The boys behind this - and they're mostly boys - need to stop wasting voter's time and city resources with unsubstantiated innuendo and start engaging candidates on policy. Don't like Horvath's politics? Fine, don't vote for her.
As for the LA Weekly - trying getting off your ass and do some actual reporting next time. Snarky comments about a woman's hair and eye shadow does not a news story make.
LA Weekly was forced to correct their story once again in response to our story, and have now admitted their original "reporting" on the Constant Contact account was wrong. They've posted this rebuttal from Horvath campaign manager, Park Skelton.
"Councilmember Horvath, like virtually everyone these days, has a wide range of personal contacts from many different sources accumulated during her history as an activist and community leader. No public resources were used in the development or maintenance of her personal contact list. And, as with any e-mail communication, if a recipient does not wish to receive further e-mails they can easily unsubscribe. A political campaign, as you know, uses a variety of means of communicating with voters, including e-mail.

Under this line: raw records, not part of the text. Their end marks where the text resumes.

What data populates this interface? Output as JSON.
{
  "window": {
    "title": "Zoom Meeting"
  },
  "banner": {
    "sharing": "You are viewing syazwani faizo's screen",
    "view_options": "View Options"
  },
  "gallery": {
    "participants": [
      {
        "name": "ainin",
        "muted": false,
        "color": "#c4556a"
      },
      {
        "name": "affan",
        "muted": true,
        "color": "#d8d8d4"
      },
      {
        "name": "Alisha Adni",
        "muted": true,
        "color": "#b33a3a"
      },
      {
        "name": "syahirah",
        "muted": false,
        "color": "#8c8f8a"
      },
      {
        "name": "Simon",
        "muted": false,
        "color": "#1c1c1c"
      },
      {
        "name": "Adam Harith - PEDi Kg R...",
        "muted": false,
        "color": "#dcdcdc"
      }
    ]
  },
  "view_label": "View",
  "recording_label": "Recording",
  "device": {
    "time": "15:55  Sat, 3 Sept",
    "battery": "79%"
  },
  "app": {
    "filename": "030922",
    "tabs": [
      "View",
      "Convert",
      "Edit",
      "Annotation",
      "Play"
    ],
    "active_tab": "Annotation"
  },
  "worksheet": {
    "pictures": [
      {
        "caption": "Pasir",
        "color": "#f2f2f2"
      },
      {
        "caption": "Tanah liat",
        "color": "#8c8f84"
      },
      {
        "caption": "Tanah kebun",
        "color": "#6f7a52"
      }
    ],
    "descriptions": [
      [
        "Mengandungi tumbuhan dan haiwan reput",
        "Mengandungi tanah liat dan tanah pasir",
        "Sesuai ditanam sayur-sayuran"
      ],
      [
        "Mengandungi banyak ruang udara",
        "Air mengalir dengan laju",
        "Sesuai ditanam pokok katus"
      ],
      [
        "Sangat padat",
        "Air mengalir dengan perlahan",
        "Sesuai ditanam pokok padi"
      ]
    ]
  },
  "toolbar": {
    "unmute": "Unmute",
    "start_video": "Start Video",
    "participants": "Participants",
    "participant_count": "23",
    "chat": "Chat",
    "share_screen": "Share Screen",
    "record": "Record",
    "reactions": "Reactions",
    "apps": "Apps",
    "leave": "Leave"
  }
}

It is an essential component of a functioning democracy."
Mito Aviles has removed the WeHo city logo from his campaign website.
Mr. Aviles said Thursday morning that his web master had been instructed Wednesday to take the logos down from the web site.
“This must have been an oversight” said Mr. Aviles, “he did take the logo off several pages, but must have missed that one.”
On the posters, he said his campaign would be taking them down from walls and window across town as soon as it was possible, replacing them with new art.
According to Mr. Aviles, neither Ms. Horvath nor he meant to deceive in using the logo.
Instead, its use, to him, was a symbolic expression of pride in the city and an effort to express a sense of place.
“Neither Lindsey or I were trying to deceive voters,” he said.